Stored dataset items
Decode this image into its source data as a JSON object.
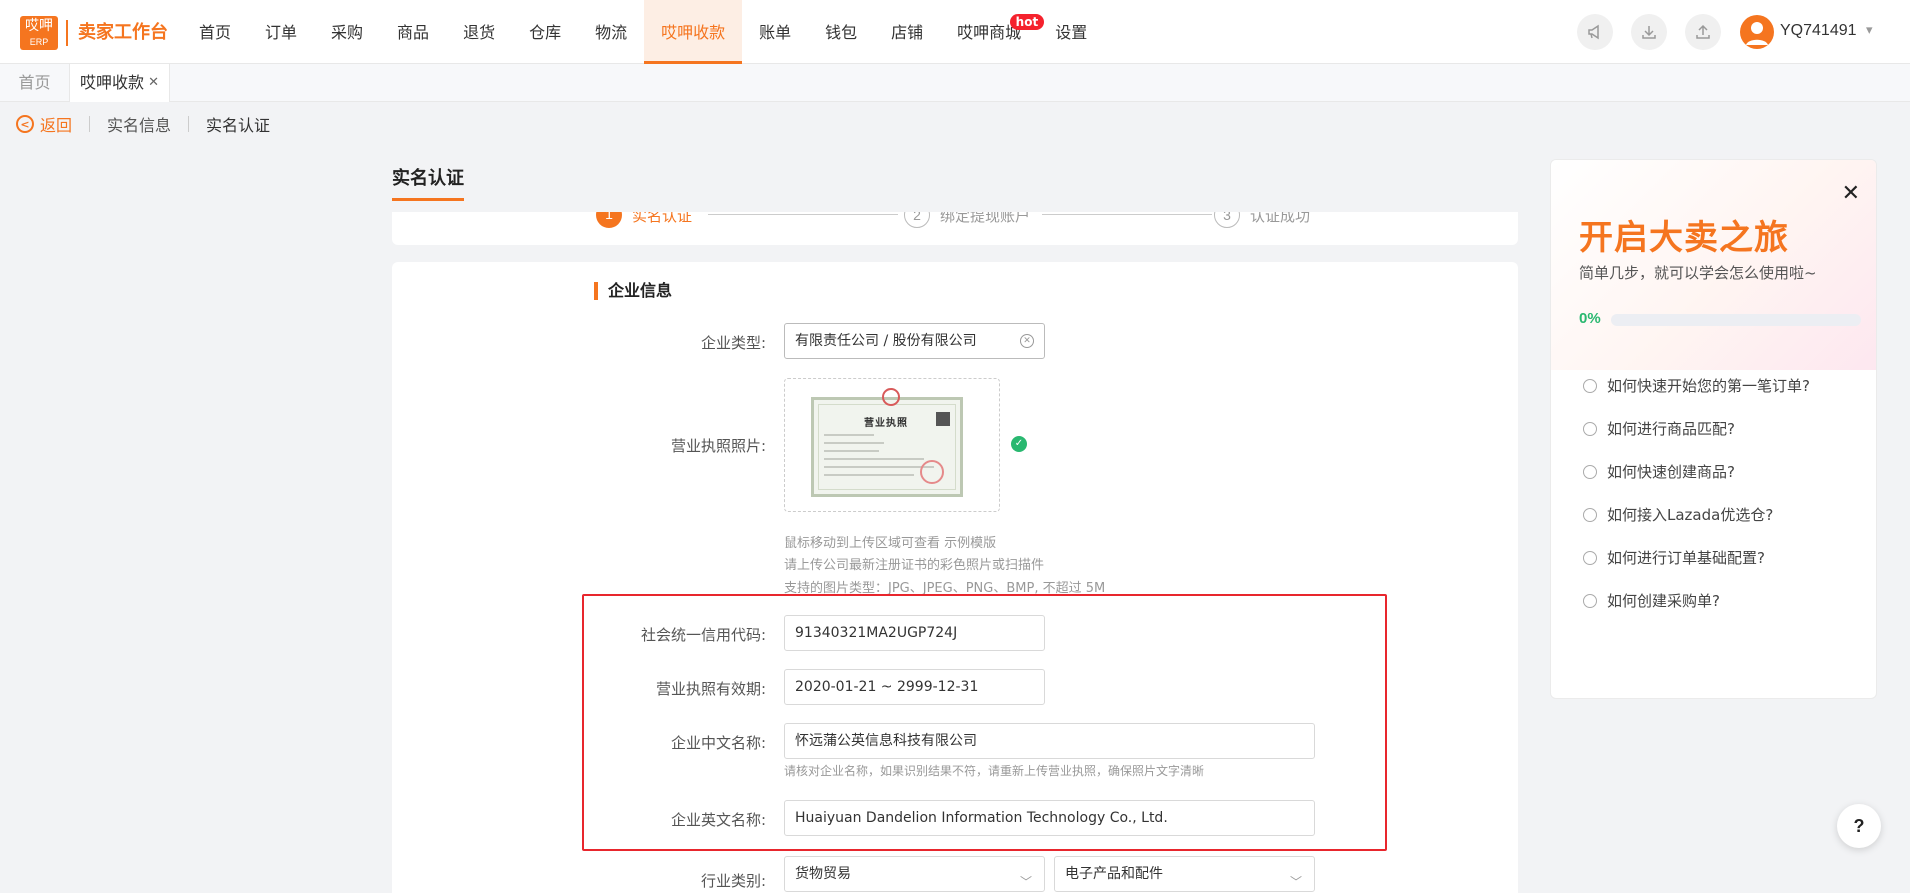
{
  "header": {
    "logo_text": "哎呷",
    "logo_sub": "ERP",
    "brand": "卖家工作台",
    "nav": [
      {
        "label": "首页"
      },
      {
        "label": "订单"
      },
      {
        "label": "采购"
      },
      {
        "label": "商品"
      },
      {
        "label": "退货"
      },
      {
        "label": "仓库"
      },
      {
        "label": "物流"
      },
      {
        "label": "哎呷收款",
        "active": true
      },
      {
        "label": "账单"
      },
      {
        "label": "钱包"
      },
      {
        "label": "店铺"
      },
      {
        "label": "哎呷商城",
        "badge": "hot"
      },
      {
        "label": "设置"
      }
    ],
    "username": "YQ741491",
    "icons": [
      "megaphone-icon",
      "download-icon",
      "upload-icon"
    ]
  },
  "tabs": [
    {
      "label": "首页"
    },
    {
      "label": "哎呷收款"
    }
  ],
  "breadcrumb": {
    "back": "返回",
    "items": [
      "实名信息",
      "实名认证"
    ]
  },
  "page": {
    "title": "实名认证",
    "steps": [
      {
        "num": "1",
        "label": "实名认证",
        "active": true
      },
      {
        "num": "2",
        "label": "绑定提现账户"
      },
      {
        "num": "3",
        "label": "认证成功"
      }
    ],
    "section_title": "企业信息",
    "fields": {
      "company_type": {
        "label": "企业类型:",
        "value": "有限责任公司 / 股份有限公司"
      },
      "license_photo": {
        "label": "营业执照照片:",
        "license_title": "营业执照"
      },
      "hints": [
        "鼠标移动到上传区域可查看 示例模版",
        "请上传公司最新注册证书的彩色照片或扫描件",
        "支持的图片类型：JPG、JPEG、PNG、BMP, 不超过 5M"
      ],
      "credit_code": {
        "label": "社会统一信用代码:",
        "value": "91340321MA2UGP724J"
      },
      "validity": {
        "label": "营业执照有效期:",
        "value": "2020-01-21 ~ 2999-12-31"
      },
      "cn_name": {
        "label": "企业中文名称:",
        "value": "怀远蒲公英信息科技有限公司",
        "hint": "请核对企业名称，如果识别结果不符，请重新上传营业执照，确保照片文字清晰"
      },
      "en_name": {
        "label": "企业英文名称:",
        "value": "Huaiyuan Dandelion Information Technology Co., Ltd."
      },
      "industry": {
        "label": "行业类别:",
        "value1": "货物贸易",
        "value2": "电子产品和配件"
      }
    }
  },
  "guide_panel": {
    "title": "开启大卖之旅",
    "subtitle": "简单几步，就可以学会怎么使用啦~",
    "progress_label": "0%",
    "progress": 0,
    "questions": [
      "如何快速开始您的第一笔订单?",
      "如何进行商品匹配?",
      "如何快速创建商品?",
      "如何接入Lazada优选仓?",
      "如何进行订单基础配置?",
      "如何创建采购单?"
    ]
  },
  "help_button": "?",
  "colors": {
    "accent": "#f5751f",
    "success": "#29b870",
    "highlight": "#e8262d"
  }
}
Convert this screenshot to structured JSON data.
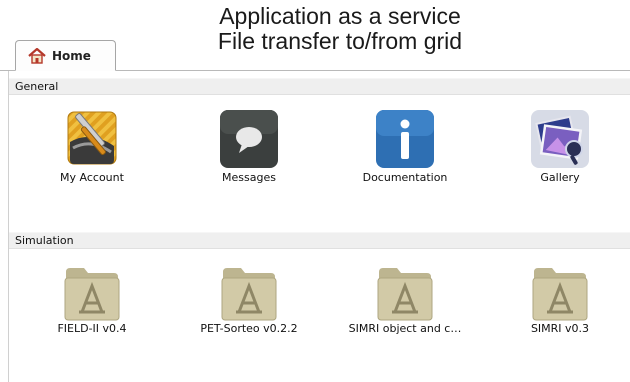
{
  "caption": {
    "line1": "Application as a service",
    "line2": "File transfer to/from grid"
  },
  "tabs": [
    {
      "label": "Home",
      "icon": "home-icon",
      "icon_color": "#b5382a",
      "selected": true
    }
  ],
  "sections": {
    "general": {
      "title": "General",
      "items": [
        {
          "label": "My Account",
          "icon": "account-tools-icon"
        },
        {
          "label": "Messages",
          "icon": "speech-bubble-icon"
        },
        {
          "label": "Documentation",
          "icon": "info-icon"
        },
        {
          "label": "Gallery",
          "icon": "gallery-icon"
        }
      ]
    },
    "simulation": {
      "title": "Simulation",
      "items": [
        {
          "label": "FIELD-II v0.4",
          "icon": "app-folder-icon"
        },
        {
          "label": "PET-Sorteo v0.2.2",
          "icon": "app-folder-icon"
        },
        {
          "label": "SIMRI object and c…",
          "icon": "app-folder-icon"
        },
        {
          "label": "SIMRI v0.3",
          "icon": "app-folder-icon"
        }
      ]
    }
  },
  "colors": {
    "info_blue": "#2e6fb3",
    "messages_dark": "#3b3f3e",
    "folder_tan": "#cfc7a4",
    "gallery_purple": "#8a79c9"
  }
}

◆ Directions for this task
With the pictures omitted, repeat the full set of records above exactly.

◆ Result of the exercise
Decode this image into its source data as a JSON object.
{
  "header": {
    "logo_text": "哎呷",
    "logo_sub": "ERP",
    "brand": "卖家工作台",
    "nav": [
      {
        "label": "首页"
      },
      {
        "label": "订单"
      },
      {
        "label": "采购"
      },
      {
        "label": "商品"
      },
      {
        "label": "退货"
      },
      {
        "label": "仓库"
      },
      {
        "label": "物流"
      },
      {
        "label": "哎呷收款",
        "active": true
      },
      {
        "label": "账单"
      },
      {
        "label": "钱包"
      },
      {
        "label": "店铺"
      },
      {
        "label": "哎呷商城",
        "badge": "hot"
      },
      {
        "label": "设置"
      }
    ],
    "username": "YQ741491",
    "icons": [
      "megaphone-icon",
      "download-icon",
      "upload-icon"
    ]
  },
  "tabs": [
    {
      "label": "首页"
    },
    {
      "label": "哎呷收款"
    }
  ],
  "breadcrumb": {
    "back": "返回",
    "items": [
      "实名信息",
      "实名认证"
    ]
  },
  "page": {
    "title": "实名认证",
    "steps": [
      {
        "num": "1",
        "label": "实名认证",
        "active": true
      },
      {
        "num": "2",
        "label": "绑定提现账户"
      },
      {
        "num": "3",
        "label": "认证成功"
      }
    ],
    "section_title": "企业信息",
    "fields": {
      "company_type": {
        "label": "企业类型:",
        "value": "有限责任公司 / 股份有限公司"
      },
      "license_photo": {
        "label": "营业执照照片:",
        "license_title": "营业执照"
      },
      "hints": [
        "鼠标移动到上传区域可查看 示例模版",
        "请上传公司最新注册证书的彩色照片或扫描件",
        "支持的图片类型：JPG、JPEG、PNG、BMP, 不超过 5M"
      ],
      "credit_code": {
        "label": "社会统一信用代码:",
        "value": "91340321MA2UGP724J"
      },
      "validity": {
        "label": "营业执照有效期:",
        "value": "2020-01-21 ~ 2999-12-31"
      },
      "cn_name": {
        "label": "企业中文名称:",
        "value": "怀远蒲公英信息科技有限公司",
        "hint": "请核对企业名称，如果识别结果不符，请重新上传营业执照，确保照片文字清晰"
      },
      "en_name": {
        "label": "企业英文名称:",
        "value": "Huaiyuan Dandelion Information Technology Co., Ltd."
      },
      "industry": {
        "label": "行业类别:",
        "value1": "货物贸易",
        "value2": "电子产品和配件"
      }
    }
  },
  "guide_panel": {
    "title": "开启大卖之旅",
    "subtitle": "简单几步，就可以学会怎么使用啦~",
    "progress_label": "0%",
    "progress": 0,
    "questions": [
      "如何快速开始您的第一笔订单?",
      "如何进行商品匹配?",
      "如何快速创建商品?",
      "如何接入Lazada优选仓?",
      "如何进行订单基础配置?",
      "如何创建采购单?"
    ]
  },
  "help_button": "?",
  "colors": {
    "accent": "#f5751f",
    "success": "#29b870",
    "highlight": "#e8262d"
  }
}
Convert this screenshot to structured JSON data.
{
  "caption": {
    "line1": "Application as a service",
    "line2": "File transfer to/from grid"
  },
  "tabs": [
    {
      "label": "Home",
      "icon": "home-icon",
      "icon_color": "#b5382a",
      "selected": true
    }
  ],
  "sections": {
    "general": {
      "title": "General",
      "items": [
        {
          "label": "My Account",
          "icon": "account-tools-icon"
        },
        {
          "label": "Messages",
          "icon": "speech-bubble-icon"
        },
        {
          "label": "Documentation",
          "icon": "info-icon"
        },
        {
          "label": "Gallery",
          "icon": "gallery-icon"
        }
      ]
    },
    "simulation": {
      "title": "Simulation",
      "items": [
        {
          "label": "FIELD-II v0.4",
          "icon": "app-folder-icon"
        },
        {
          "label": "PET-Sorteo v0.2.2",
          "icon": "app-folder-icon"
        },
        {
          "label": "SIMRI object and c…",
          "icon": "app-folder-icon"
        },
        {
          "label": "SIMRI v0.3",
          "icon": "app-folder-icon"
        }
      ]
    }
  },
  "colors": {
    "info_blue": "#2e6fb3",
    "messages_dark": "#3b3f3e",
    "folder_tan": "#cfc7a4",
    "gallery_purple": "#8a79c9"
  }
}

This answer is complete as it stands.